III. Brevity, produced partly by the omission of connectives and forms of the verb sum, and partly by a short, pithy manner of expression.
IV. Frequency of the historical infinitive, in order to carry the action swiftly and strongly to a dramatic conclusion.
V. Constant alliteration, as facinus faceret.
VII. Archaisms, (a) in spelling; (b) in obsolete words. These, however, are not so common as to disturb the reader. They give a certain quaintness to the narrative, which is more pleasing than otherwise. Most of the archaisms occur in the speeches, and invest them with dignity and stateliness.
VIII. Colloquialisms. Sallust often drew upon the vigorous every-day speech of the people, but never resorted to anything that could be called vulgar.
For more than a century before the Empire was established, Rome was a republic only in name, since the government was in the hands not of the people, but of the Senate. In earlier times the Senate, composed of the ablest and most experienced men in the state, had exercised a wise and beneficent control over the people. But the conquest of foreign territory, and the subsequent establishment of the provinces, had wrought a great change in the character of its members. Once they had been famous for their integrity and patriotism; now they were a selfish, sordid body of men, whose highest ambition was to enrich themselves by plundering the provinces. Their families constituted an exclusive aristocracy, as proud and arrogant as were the patricians of the early republic.
And yet, although the Senate had shown itself utterly unworthy and incompetent to rule, it took more than a hundred years to overthrow it. C. Gracchus made a vigorous attack upon it, B.C. 121, but he failed to accomplish anything permanent. In 87, the Marian party triumphed for a time, but its rule was worse than that of the Senate, and the inevitable reaction came on the return of Sulla from the far East. Then followed a period in which the Senate seemed to be possessed of all its old-time power.
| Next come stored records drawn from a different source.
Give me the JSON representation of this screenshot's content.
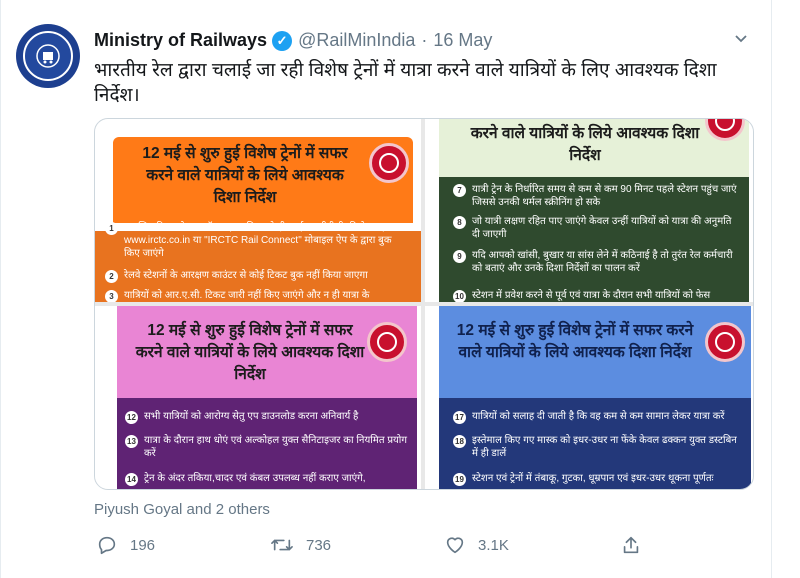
{
  "tweet": {
    "name": "Ministry of Railways",
    "handle": "@RailMinIndia",
    "separator": "·",
    "date": "16 May",
    "text": "भारतीय रेल द्वारा चलाई जा रही विशेष ट्रेनों में यात्रा करने वाले यात्रियों के लिए आवश्यक दिशा निर्देश।",
    "liked_by": "Piyush Goyal and 2 others"
  },
  "media": {
    "panel1": {
      "title": "12 मई से शुरु हुई विशेष ट्रेनों में सफर करने वाले यात्रियों के लिये आवश्यक दिशा निर्देश",
      "items": [
        {
          "num": "1",
          "text": "आरक्षित टिकट केवल ऑनलाइन प्रक्रिया से ही आईआरसीटीसी की वेबसाइट www.irctc.co.in या \"IRCTC Rail Connect\" मोबाइल ऐप के द्वारा बुक किए जाएंगे"
        },
        {
          "num": "2",
          "text": "रेलवे स्टेशनों के आरक्षण काउंटर से कोई टिकट बुक नहीं किया जाएगा"
        },
        {
          "num": "3",
          "text": "यात्रियों को आर.ए.सी. टिकट जारी नहीं किए जाएंगे और न ही यात्रा के"
        }
      ]
    },
    "panel2": {
      "title": "करने वाले यात्रियों के लिये आवश्यक दिशा निर्देश",
      "items": [
        {
          "num": "7",
          "text": "यात्री ट्रेन के निर्धारित समय से कम से कम 90 मिनट पहले स्टेशन पहुंच जाएं जिससे उनकी थर्मल स्क्रीनिंग हो सके"
        },
        {
          "num": "8",
          "text": "जो यात्री लक्षण रहित पाए जाएंगे केवल उन्हीं यात्रियों को यात्रा की अनुमति दी जाएगी"
        },
        {
          "num": "9",
          "text": "यदि आपको खांसी, बुखार या सांस लेने में कठिनाई है तो तुरंत रेल कर्मचारी को बताएं और उनके दिशा निर्देशों का पालन करें"
        },
        {
          "num": "10",
          "text": "स्टेशन में प्रवेश करने से पूर्व एवं यात्रा के दौरान सभी यात्रियों को फेस"
        }
      ]
    },
    "panel3": {
      "title": "12 मई से शुरु हुई विशेष ट्रेनों में सफर करने वाले यात्रियों के लिये आवश्यक दिशा निर्देश",
      "items": [
        {
          "num": "12",
          "text": "सभी यात्रियों को आरोग्य सेतु एप डाउनलोड करना अनिवार्य है"
        },
        {
          "num": "13",
          "text": "यात्रा के दौरान हाथ धोएं एवं अल्कोहल युक्त सैनिटाइजर का नियमित प्रयोग करें"
        },
        {
          "num": "14",
          "text": "ट्रेन के अंदर तकिया,चादर एवं कंबल उपलब्ध नहीं कराए जाएंगे,"
        }
      ]
    },
    "panel4": {
      "title": "12 मई से शुरु हुई विशेष ट्रेनों में सफर करने वाले यात्रियों के लिये आवश्यक दिशा निर्देश",
      "items": [
        {
          "num": "17",
          "text": "यात्रियों को सलाह दी जाती है कि वह कम से कम सामान लेकर यात्रा करें"
        },
        {
          "num": "18",
          "text": "इस्तेमाल किए गए मास्क को इधर-उधर ना फेंके केवल ढक्कन युक्त डस्टबिन में ही डालें"
        },
        {
          "num": "19",
          "text": "स्टेशन एवं ट्रेनों में तंबाकू, गुटका, धूम्रपान एवं इधर-उधर थूकना पूर्णतः"
        }
      ]
    }
  },
  "actions": {
    "replies": "196",
    "retweets": "736",
    "likes": "3.1K"
  },
  "colors": {
    "accent": "#1da1f2",
    "muted": "#657786",
    "orange": "#ff7a17",
    "green_dark": "#2f4a2e",
    "pink": "#e985d4",
    "purple_dark": "#5f2374",
    "blue": "#5c8de0",
    "navy": "#23387a"
  },
  "icons": [
    "verified-badge-icon",
    "chevron-down-icon",
    "reply-icon",
    "retweet-icon",
    "like-icon",
    "share-icon",
    "railway-logo-icon"
  ]
}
But beneath the surface there was an ever increasing restlessness which found occasional vent in startling plots among the people against the government.
Of the many attempts that were made to wreck the existing order of things, the conspiracy of Catiline must be regarded as by far the most daring and insidious. Its leader, Catiline, was an extraordinary character. Born B.C. 108, of a most noble but impoverished family, he early distinguished himself by his recklessness in crime. His bloodthirstiness during Sulla's proscriptions may be partly explained as the natural effect of such frightful scenes upon a fierce, revengeful disposition. But his subsequent crimes, among which was the deliberate murder of his own son, are evidences of the utter lack of any moral sense. He was, however, a consummate actor, and could play any rôle he chose to assume. This, together with great personal magnetism, gave him a certain popularity and leadership, which encouraged him, notwithstanding his crime-stained career, to hope for the highest honors.
In 68 he was praetor, and in the following year he went as propraetor to govern the province of Africa. Not content with this, he returned before the close of his term, with the expectation of securing the consulship. But, being charged with extortion by representatives from Africa, he failed to obtain the consul's consent to his candidacy. Toward the end of the year, he took some part in the abortive "conspiracy of 66." In 65 he was again prevented from being a candidate for the consulship by the trial for extortion, which was still pending. At last, getting clear of this, he made an active canvass in 64 for the next year's consulship. Fortunately for the government, the senatorial party became alarmed at his radical programme, and cast its votes for Cicero, electing the latter by a large majority. Antonius received a few more votes than Catiline, and became Cicero's colleague. Nothing daunted, Catiline was once more a candidate in 63, but was defeated, mainly through the efforts of Cicero.